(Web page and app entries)
# # #

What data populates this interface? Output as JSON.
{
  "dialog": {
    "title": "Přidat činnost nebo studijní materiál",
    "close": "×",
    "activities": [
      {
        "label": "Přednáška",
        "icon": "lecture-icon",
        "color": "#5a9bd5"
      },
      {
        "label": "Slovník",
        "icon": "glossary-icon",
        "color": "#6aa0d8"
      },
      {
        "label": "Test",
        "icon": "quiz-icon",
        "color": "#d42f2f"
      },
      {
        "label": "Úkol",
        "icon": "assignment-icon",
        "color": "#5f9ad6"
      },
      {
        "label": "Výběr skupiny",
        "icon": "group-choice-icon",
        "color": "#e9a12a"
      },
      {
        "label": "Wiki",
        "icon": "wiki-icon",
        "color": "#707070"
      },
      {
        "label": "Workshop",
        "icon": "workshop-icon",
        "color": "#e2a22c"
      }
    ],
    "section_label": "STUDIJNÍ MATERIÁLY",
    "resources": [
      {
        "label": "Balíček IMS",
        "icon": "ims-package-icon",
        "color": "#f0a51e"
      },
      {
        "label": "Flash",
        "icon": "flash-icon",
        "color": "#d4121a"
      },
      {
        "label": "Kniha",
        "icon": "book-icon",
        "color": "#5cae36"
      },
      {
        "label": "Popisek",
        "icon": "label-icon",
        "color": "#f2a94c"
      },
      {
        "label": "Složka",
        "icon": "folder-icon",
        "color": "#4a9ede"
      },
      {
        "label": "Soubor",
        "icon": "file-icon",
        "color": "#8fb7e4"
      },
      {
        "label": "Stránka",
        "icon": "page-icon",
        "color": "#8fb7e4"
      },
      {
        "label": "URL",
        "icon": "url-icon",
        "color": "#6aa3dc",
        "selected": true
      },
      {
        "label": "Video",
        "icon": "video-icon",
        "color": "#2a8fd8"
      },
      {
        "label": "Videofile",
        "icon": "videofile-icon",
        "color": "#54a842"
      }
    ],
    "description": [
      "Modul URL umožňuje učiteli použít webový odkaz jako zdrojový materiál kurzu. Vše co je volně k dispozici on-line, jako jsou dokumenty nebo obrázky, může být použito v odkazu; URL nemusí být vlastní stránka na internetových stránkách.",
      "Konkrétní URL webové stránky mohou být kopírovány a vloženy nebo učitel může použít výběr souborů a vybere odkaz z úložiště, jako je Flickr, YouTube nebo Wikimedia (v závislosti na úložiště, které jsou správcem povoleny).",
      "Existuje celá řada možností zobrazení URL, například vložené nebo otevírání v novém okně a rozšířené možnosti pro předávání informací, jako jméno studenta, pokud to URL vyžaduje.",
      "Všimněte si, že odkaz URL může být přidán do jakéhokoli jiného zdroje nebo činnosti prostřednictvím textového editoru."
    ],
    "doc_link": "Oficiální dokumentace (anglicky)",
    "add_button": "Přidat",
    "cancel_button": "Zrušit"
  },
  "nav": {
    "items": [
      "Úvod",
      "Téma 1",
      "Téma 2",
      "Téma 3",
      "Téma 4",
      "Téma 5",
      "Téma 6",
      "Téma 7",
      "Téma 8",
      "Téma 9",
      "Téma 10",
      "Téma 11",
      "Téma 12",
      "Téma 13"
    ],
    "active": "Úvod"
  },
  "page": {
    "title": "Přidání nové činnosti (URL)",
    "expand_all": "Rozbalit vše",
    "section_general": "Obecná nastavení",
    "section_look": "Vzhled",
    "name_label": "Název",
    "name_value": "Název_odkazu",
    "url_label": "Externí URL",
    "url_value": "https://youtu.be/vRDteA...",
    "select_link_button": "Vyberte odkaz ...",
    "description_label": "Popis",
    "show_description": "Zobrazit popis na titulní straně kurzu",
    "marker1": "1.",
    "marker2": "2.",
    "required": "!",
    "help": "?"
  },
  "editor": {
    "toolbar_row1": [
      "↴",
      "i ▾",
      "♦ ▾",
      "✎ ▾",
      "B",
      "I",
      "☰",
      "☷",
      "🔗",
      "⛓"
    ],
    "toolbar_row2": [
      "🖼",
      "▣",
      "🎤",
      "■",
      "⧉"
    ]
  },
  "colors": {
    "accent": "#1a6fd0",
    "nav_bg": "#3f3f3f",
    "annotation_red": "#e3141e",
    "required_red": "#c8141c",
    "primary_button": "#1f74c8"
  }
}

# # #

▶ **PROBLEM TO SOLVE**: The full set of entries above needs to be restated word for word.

▶ **WRITTEN RESPONSE**:
What data populates this interface? Output as JSON.
{
  "dialog": {
    "title": "Přidat činnost nebo studijní materiál",
    "close": "×",
    "activities": [
      {
        "label": "Přednáška",
        "icon": "lecture-icon",
        "color": "#5a9bd5"
      },
      {
        "label": "Slovník",
        "icon": "glossary-icon",
        "color": "#6aa0d8"
      },
      {
        "label": "Test",
        "icon": "quiz-icon",
        "color": "#d42f2f"
      },
      {
        "label": "Úkol",
        "icon": "assignment-icon",
        "color": "#5f9ad6"
      },
      {
        "label": "Výběr skupiny",
        "icon": "group-choice-icon",
        "color": "#e9a12a"
      },
      {
        "label": "Wiki",
        "icon": "wiki-icon",
        "color": "#707070"
      },
      {
        "label": "Workshop",
        "icon": "workshop-icon",
        "color": "#e2a22c"
      }
    ],
    "section_label": "STUDIJNÍ MATERIÁLY",
    "resources": [
      {
        "label": "Balíček IMS",
        "icon": "ims-package-icon",
        "color": "#f0a51e"
      },
      {
        "label": "Flash",
        "icon": "flash-icon",
        "color": "#d4121a"
      },
      {
        "label": "Kniha",
        "icon": "book-icon",
        "color": "#5cae36"
      },
      {
        "label": "Popisek",
        "icon": "label-icon",
        "color": "#f2a94c"
      },
      {
        "label": "Složka",
        "icon": "folder-icon",
        "color": "#4a9ede"
      },
      {
        "label": "Soubor",
        "icon": "file-icon",
        "color": "#8fb7e4"
      },
      {
        "label": "Stránka",
        "icon": "page-icon",
        "color": "#8fb7e4"
      },
      {
        "label": "URL",
        "icon": "url-icon",
        "color": "#6aa3dc",
        "selected": true
      },
      {
        "label": "Video",
        "icon": "video-icon",
        "color": "#2a8fd8"
      },
      {
        "label": "Videofile",
        "icon": "videofile-icon",
        "color": "#54a842"
      }
    ],
    "description": [
      "Modul URL umožňuje učiteli použít webový odkaz jako zdrojový materiál kurzu. Vše co je volně k dispozici on-line, jako jsou dokumenty nebo obrázky, může být použito v odkazu; URL nemusí být vlastní stránka na internetových stránkách.",
      "Konkrétní URL webové stránky mohou být kopírovány a vloženy nebo učitel může použít výběr souborů a vybere odkaz z úložiště, jako je Flickr, YouTube nebo Wikimedia (v závislosti na úložiště, které jsou správcem povoleny).",
      "Existuje celá řada možností zobrazení URL, například vložené nebo otevírání v novém okně a rozšířené možnosti pro předávání informací, jako jméno studenta, pokud to URL vyžaduje.",
      "Všimněte si, že odkaz URL může být přidán do jakéhokoli jiného zdroje nebo činnosti prostřednictvím textového editoru."
    ],
    "doc_link": "Oficiální dokumentace (anglicky)",
    "add_button": "Přidat",
    "cancel_button": "Zrušit"
  },
  "nav": {
    "items": [
      "Úvod",
      "Téma 1",
      "Téma 2",
      "Téma 3",
      "Téma 4",
      "Téma 5",
      "Téma 6",
      "Téma 7",
      "Téma 8",
      "Téma 9",
      "Téma 10",
      "Téma 11",
      "Téma 12",
      "Téma 13"
    ],
    "active": "Úvod"
  },
  "page": {
    "title": "Přidání nové činnosti (URL)",
    "expand_all": "Rozbalit vše",
    "section_general": "Obecná nastavení",
    "section_look": "Vzhled",
    "name_label": "Název",
    "name_value": "Název_odkazu",
    "url_label": "Externí URL",
    "url_value": "https://youtu.be/vRDteA...",
    "select_link_button": "Vyberte odkaz ...",
    "description_label": "Popis",
    "show_description": "Zobrazit popis na titulní straně kurzu",
    "marker1": "1.",
    "marker2": "2.",
    "required": "!",
    "help": "?"
  },
  "editor": {
    "toolbar_row1": [
      "↴",
      "i ▾",
      "♦ ▾",
      "✎ ▾",
      "B",
      "I",
      "☰",
      "☷",
      "🔗",
      "⛓"
    ],
    "toolbar_row2": [
      "🖼",
      "▣",
      "🎤",
      "■",
      "⧉"
    ]
  },
  "colors": {
    "accent": "#1a6fd0",
    "nav_bg": "#3f3f3f",
    "annotation_red": "#e3141e",
    "required_red": "#c8141c",
    "primary_button": "#1f74c8"
  }
}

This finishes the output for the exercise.